The Federal District Court in Washington D.C. today ruled that execution drugs obtained by U.S. prisons from foreign suppliers are illegal and will have to be returned to the Food and Drug Administration.
A number of states purchased sodium thiopental–an anesthetic used in lethal injections–from a company in the United Kingdom amidst a U.S. shortage of the drug in 2010. California is among those states, having bought 514.5 grams, in theory, enough for 171 executions.
In February last year, a group of death row inmates in Arizona filed suit in federal court to stop the use of the foreign-made drug in executions nationwide. The major issue for the inmates is whether the drugs, which had not been approved by the FDA, would work properly if used in an execution.

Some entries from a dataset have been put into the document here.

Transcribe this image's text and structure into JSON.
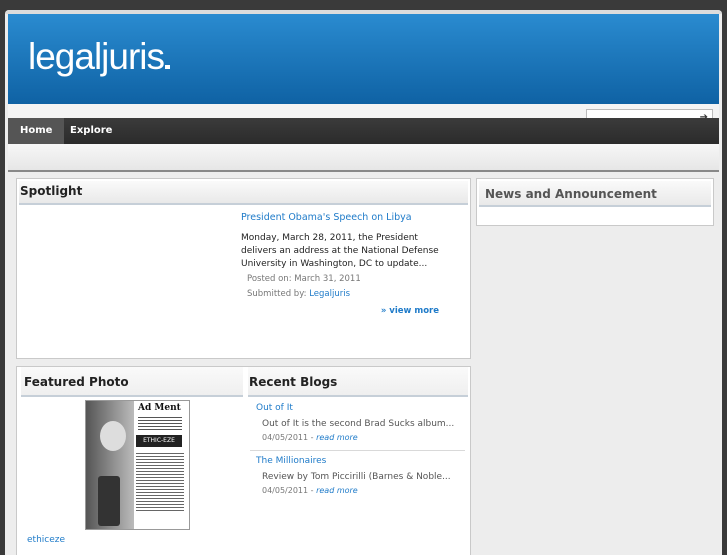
{
  "site": {
    "logo": "legaljuris"
  },
  "nav": {
    "tabs": [
      {
        "label": "Home"
      },
      {
        "label": "Explore"
      }
    ]
  },
  "search": {
    "placeholder": "Search"
  },
  "spotlight": {
    "title": "Spotlight",
    "headline": "President Obama's Speech on Libya",
    "summary": "Monday, March 28, 2011, the President delivers an address at the National Defense University in Washington, DC to update...",
    "posted_label": "Posted on:",
    "posted_date": "March 31, 2011",
    "submitted_label": "Submitted by:",
    "submitted_by": "Legaljuris",
    "view_more": "» view more"
  },
  "news": {
    "title": "News and Announcement"
  },
  "featured_photo": {
    "title": "Featured Photo",
    "caption": "ethiceze",
    "ad_heading": "Ad Ment",
    "ad_brand": "ETHIC-EZE"
  },
  "recent_blogs": {
    "title": "Recent Blogs",
    "posts": [
      {
        "title": "Out of It",
        "excerpt": "Out of It is the second Brad Sucks album...",
        "date": "04/05/2011",
        "read_more": "read more"
      },
      {
        "title": "The Millionaires",
        "excerpt": "Review by Tom Piccirilli (Barnes & Noble...",
        "date": "04/05/2011",
        "read_more": "read more"
      }
    ]
  }
}
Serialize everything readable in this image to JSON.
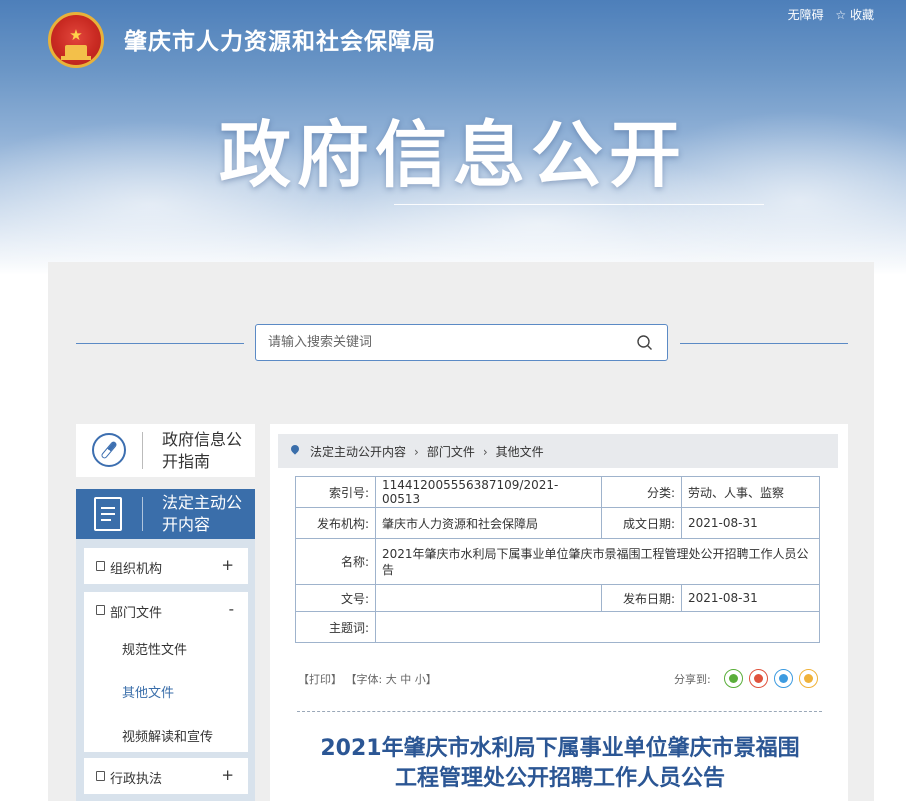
{
  "header": {
    "agency_name": "肇庆市人力资源和社会保障局",
    "accessibility_link": "无障碍",
    "favorite_link": "☆ 收藏",
    "site_title": "政府信息公开"
  },
  "search": {
    "placeholder": "请输入搜索关键词"
  },
  "sidebar": {
    "guide_label": "政府信息公开指南",
    "active_label": "法定主动公开内容",
    "items": [
      {
        "label": "组织机构",
        "sign": "+"
      },
      {
        "label": "部门文件",
        "sign": "-"
      },
      {
        "label": "行政执法",
        "sign": "+"
      }
    ],
    "sub_items": [
      "规范性文件",
      "其他文件",
      "视频解读和宣传"
    ]
  },
  "breadcrumb": [
    "法定主动公开内容",
    "部门文件",
    "其他文件"
  ],
  "meta": {
    "index_label": "索引号:",
    "index_value": "114412005556387109/2021-00513",
    "category_label": "分类:",
    "category_value": "劳动、人事、监察",
    "publisher_label": "发布机构:",
    "publisher_value": "肇庆市人力资源和社会保障局",
    "created_label": "成文日期:",
    "created_value": "2021-08-31",
    "name_label": "名称:",
    "name_value": "2021年肇庆市水利局下属事业单位肇庆市景福围工程管理处公开招聘工作人员公告",
    "docno_label": "文号:",
    "docno_value": "",
    "pubdate_label": "发布日期:",
    "pubdate_value": "2021-08-31",
    "subject_label": "主题词:",
    "subject_value": ""
  },
  "tools": {
    "print": "【打印】",
    "font_prefix": "【字体:",
    "font_large": "大",
    "font_medium": "中",
    "font_small": "小",
    "font_suffix": "】",
    "share_label": "分享到:"
  },
  "share_icons": [
    "wechat-icon",
    "weibo-icon",
    "qq-icon",
    "qzone-icon"
  ],
  "colors": {
    "accent": "#3a6eaa",
    "title": "#2b5694"
  },
  "article": {
    "title_line1": "2021年肇庆市水利局下属事业单位肇庆市景福围",
    "title_line2": "工程管理处公开招聘工作人员公告"
  }
}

Sodium thiopental is traditionally the first drug in a three-drug lethal injection cocktail. An anesthetic, the drug is supposed to prevent the condemned inmate from feeling pain while dying. A second drug paralyzes the inmate, and a third stops his or her heart. A lethal dose of sodium thiopental is also sometimes used as the sole drug in an execution.
Today, U.S. District Judge Richard Leon took the inmates’ side, admonishing the FDA for allowing states to import unapproved drugs.
Two of the Arizona inmates involved in the suit have already been executed.
Federal law says that a drug may not be imported to the United States unless it’s listed with the FDA. “The FDA’s actions are clearly inconsistent with its own regulations,” Leon wrote. “The FDA appears to be simply wrapping itself in the flag of law enforcement discretion to justify its authority and masquerade an otherwise seemingly callous indifference to the health consequences of those imminently facing the executioner’s needle. How utterly disappointing!”
Leon went on to order the FDA to require states with sodium thiopental obtained from foreign sources to return the drug to the agency.
A spokesman for the California Department of Corrections and Rehabilitation today said the department’s legal team is reviewing the ruling. Executions are on hold in the state, as several challenges to the state’s lethal injection procedure work through federal and state courts. Meanwhile, a proposed ballot initiative that would replace capital punishment with life in prison will likely go before voters in November.
States have continued to look to alternative drugs and foreign sources of sodium thiopental since Hospira, the sole FDA-approved manufacturer of sodium thiopental stopped making the drug in 2011, citing the company’s opposition to the drug’s use in executions.